Oyster party at home, perhaps?
Some lucky people live in areas with access to large amounts of free oyster shells. That dramatically decreases how much you need to spend to feed your chickens.
You have to prepare the oyster shells properly before feeding them to your flock.
- Wash the oyster shells well, and spread them on a baking sheet in a single layer.
- Bake the shells at 250 degrees F for 10 minutes. Baking the shells kills any mold spores or other pathogens on the oysters.
- After baking, put them in a bag (double or triple lining helps) and start to smash them with a hammer. If you want a powder consistency, put them into your food processor after, but a hammer works well. Plus, it’s fun.
Nutritional levels work hand-in-hand, so while adding vitamin supplements to your child’s diet won’t fix a calcium deficiency, it provides extra vitamin A, E, and D. These vitamins help your chickens’ bodies absorb more calcium.
Feed stores sell supplements in a powder form, and all you have to do is add a scoop to their water each day. You don’t need to separate your flock; this is safe for all chickens, no matter if they’re laying or not.
Where to Buy Oyster Shell for Chickens
Your local feed store will have several brands of oyster shells available. If you don’t want to leave your house (who can blame you), Amazon has several options for oyster shells.
The most popular option is by MannaPro. This bag of crushed oyster shells weighs 5lbs, and it’s the most common brand you find in nearly all farm and fleet stores. MannaPro offers pellet-sized, crushed oyster shells that are heat-treated for safety.
Most people pick this option because the price is the best. It’s by far the cheapest option, and if you need to raise chickens on a budget, cost matters!
Small Pet Select sells 5 and 10 pound bags of oyster shells. They offered crushed, all-natural oyster shells that are GMO-Free and crushed thinly to help with digestion.
Nearly everyone recognizes the brand Purina; they’re big in the animal world. They sell a 5lb bag of crushed oyster shells for poultry. You should know that these aren’t flakes, but some customers have assumed that they are due to the pictures.

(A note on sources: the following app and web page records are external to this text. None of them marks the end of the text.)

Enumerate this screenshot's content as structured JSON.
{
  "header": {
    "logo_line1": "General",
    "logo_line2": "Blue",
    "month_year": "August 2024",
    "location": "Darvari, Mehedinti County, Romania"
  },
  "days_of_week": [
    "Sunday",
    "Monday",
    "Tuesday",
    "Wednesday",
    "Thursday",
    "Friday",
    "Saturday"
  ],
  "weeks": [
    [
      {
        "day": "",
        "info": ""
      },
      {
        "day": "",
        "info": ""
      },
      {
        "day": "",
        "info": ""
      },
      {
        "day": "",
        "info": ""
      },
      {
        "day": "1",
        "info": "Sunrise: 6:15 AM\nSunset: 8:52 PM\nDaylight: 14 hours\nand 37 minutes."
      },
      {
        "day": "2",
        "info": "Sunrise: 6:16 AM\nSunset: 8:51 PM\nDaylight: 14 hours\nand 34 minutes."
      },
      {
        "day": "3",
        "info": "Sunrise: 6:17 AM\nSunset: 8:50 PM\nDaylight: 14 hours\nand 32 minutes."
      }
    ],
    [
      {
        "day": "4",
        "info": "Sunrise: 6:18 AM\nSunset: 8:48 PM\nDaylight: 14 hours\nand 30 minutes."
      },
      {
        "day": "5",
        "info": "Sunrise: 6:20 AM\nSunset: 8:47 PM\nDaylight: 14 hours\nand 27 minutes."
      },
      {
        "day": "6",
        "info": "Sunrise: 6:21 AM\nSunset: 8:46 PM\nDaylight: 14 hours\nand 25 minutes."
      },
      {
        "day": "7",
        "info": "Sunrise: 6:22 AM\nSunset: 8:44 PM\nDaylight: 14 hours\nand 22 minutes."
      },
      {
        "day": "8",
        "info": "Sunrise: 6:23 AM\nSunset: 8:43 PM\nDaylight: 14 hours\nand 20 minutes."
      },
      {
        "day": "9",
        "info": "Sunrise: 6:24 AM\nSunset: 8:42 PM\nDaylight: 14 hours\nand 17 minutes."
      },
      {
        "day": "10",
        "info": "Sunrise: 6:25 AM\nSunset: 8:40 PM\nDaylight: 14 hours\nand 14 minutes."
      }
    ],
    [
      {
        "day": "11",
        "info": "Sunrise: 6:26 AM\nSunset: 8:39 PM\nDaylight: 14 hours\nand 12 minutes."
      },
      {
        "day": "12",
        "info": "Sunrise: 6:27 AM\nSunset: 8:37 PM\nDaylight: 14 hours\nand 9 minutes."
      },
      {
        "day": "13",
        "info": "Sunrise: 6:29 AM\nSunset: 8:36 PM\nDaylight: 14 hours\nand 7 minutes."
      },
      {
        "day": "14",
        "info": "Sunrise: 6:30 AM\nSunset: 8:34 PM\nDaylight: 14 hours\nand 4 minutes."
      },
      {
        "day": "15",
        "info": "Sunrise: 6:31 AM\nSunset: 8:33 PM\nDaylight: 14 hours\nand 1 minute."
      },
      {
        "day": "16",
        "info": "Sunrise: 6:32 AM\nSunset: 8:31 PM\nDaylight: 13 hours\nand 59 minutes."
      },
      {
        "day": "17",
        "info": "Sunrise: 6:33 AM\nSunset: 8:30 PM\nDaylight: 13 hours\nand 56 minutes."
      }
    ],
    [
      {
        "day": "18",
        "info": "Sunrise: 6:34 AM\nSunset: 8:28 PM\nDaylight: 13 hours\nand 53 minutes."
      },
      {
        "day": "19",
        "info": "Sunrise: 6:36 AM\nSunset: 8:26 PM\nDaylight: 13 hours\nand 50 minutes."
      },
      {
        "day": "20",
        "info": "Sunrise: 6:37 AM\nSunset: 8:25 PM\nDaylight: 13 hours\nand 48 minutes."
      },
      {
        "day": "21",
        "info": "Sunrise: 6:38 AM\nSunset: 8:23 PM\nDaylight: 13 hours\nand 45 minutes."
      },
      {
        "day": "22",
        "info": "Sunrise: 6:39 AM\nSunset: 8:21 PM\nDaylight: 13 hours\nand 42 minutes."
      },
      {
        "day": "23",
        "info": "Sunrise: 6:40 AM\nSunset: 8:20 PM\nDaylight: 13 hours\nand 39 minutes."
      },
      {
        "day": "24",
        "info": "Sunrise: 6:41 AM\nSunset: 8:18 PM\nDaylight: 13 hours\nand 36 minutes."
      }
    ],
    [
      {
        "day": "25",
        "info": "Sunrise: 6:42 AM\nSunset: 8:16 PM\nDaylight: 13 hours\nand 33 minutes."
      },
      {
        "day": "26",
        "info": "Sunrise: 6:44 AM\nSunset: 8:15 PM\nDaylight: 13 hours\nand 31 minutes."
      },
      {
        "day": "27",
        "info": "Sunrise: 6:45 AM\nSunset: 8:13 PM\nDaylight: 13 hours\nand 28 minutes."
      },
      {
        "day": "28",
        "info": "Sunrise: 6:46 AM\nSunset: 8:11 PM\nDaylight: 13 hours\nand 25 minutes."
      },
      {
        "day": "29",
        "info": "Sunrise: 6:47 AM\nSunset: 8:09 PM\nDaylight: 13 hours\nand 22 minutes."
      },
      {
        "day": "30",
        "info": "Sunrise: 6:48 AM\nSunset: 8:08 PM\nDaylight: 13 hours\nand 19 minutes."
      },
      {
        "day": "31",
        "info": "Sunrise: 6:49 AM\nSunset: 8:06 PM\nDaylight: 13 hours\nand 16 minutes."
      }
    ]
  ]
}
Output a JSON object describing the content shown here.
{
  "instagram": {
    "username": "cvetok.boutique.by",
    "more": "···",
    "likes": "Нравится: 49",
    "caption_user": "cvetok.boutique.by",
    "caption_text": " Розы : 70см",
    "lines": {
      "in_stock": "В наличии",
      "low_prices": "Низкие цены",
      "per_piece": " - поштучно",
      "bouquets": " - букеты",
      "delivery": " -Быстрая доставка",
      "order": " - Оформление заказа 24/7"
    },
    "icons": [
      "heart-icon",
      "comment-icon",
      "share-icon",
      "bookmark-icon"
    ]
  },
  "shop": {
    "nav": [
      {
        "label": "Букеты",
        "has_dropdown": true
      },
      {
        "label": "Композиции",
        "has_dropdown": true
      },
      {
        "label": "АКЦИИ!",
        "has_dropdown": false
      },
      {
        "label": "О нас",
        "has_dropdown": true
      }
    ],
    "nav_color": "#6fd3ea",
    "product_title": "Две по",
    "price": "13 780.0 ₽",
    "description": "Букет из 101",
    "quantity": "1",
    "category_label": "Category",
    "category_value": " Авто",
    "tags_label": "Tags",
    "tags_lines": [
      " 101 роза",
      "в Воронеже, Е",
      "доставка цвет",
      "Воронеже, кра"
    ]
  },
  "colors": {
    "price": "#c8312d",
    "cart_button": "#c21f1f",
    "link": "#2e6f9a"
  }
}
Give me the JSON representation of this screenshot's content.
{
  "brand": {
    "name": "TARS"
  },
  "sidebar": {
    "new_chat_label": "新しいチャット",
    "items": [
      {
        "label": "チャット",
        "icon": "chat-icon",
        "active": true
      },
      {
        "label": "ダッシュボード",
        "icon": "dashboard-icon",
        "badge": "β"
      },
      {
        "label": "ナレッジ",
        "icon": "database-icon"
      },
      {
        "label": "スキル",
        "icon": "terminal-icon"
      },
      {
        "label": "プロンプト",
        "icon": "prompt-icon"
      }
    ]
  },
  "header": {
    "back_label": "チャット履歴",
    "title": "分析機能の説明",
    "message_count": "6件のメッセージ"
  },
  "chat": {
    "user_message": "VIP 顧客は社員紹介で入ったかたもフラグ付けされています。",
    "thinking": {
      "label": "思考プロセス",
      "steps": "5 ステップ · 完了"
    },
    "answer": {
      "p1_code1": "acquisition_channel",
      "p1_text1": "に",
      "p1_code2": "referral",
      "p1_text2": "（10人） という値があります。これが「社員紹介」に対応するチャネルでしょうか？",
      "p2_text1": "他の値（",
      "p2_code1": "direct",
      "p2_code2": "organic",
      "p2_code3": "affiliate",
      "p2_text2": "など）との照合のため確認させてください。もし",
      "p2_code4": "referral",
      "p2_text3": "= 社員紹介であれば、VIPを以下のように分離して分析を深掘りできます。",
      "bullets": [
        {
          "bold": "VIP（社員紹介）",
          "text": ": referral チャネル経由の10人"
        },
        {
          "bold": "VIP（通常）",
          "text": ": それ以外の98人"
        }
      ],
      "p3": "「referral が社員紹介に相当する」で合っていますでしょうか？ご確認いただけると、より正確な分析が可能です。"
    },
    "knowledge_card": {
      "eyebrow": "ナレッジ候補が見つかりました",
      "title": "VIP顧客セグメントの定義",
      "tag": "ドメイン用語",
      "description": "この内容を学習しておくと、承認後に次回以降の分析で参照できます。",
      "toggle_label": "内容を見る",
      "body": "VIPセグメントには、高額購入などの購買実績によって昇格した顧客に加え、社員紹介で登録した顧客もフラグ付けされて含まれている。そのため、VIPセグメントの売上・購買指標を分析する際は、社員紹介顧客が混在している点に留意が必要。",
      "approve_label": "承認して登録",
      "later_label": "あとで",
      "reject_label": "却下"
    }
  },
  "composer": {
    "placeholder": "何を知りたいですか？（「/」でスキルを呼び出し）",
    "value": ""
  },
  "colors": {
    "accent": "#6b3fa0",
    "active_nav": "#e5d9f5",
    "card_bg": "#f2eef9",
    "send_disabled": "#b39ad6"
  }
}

Remember, you should only give oyster shell for chickens when your laying hen that is older than 18 weeks show that she has a calcium deficiency. Your entire flock doesn’t need oyster shells. They should be provided using free choice access all year-round.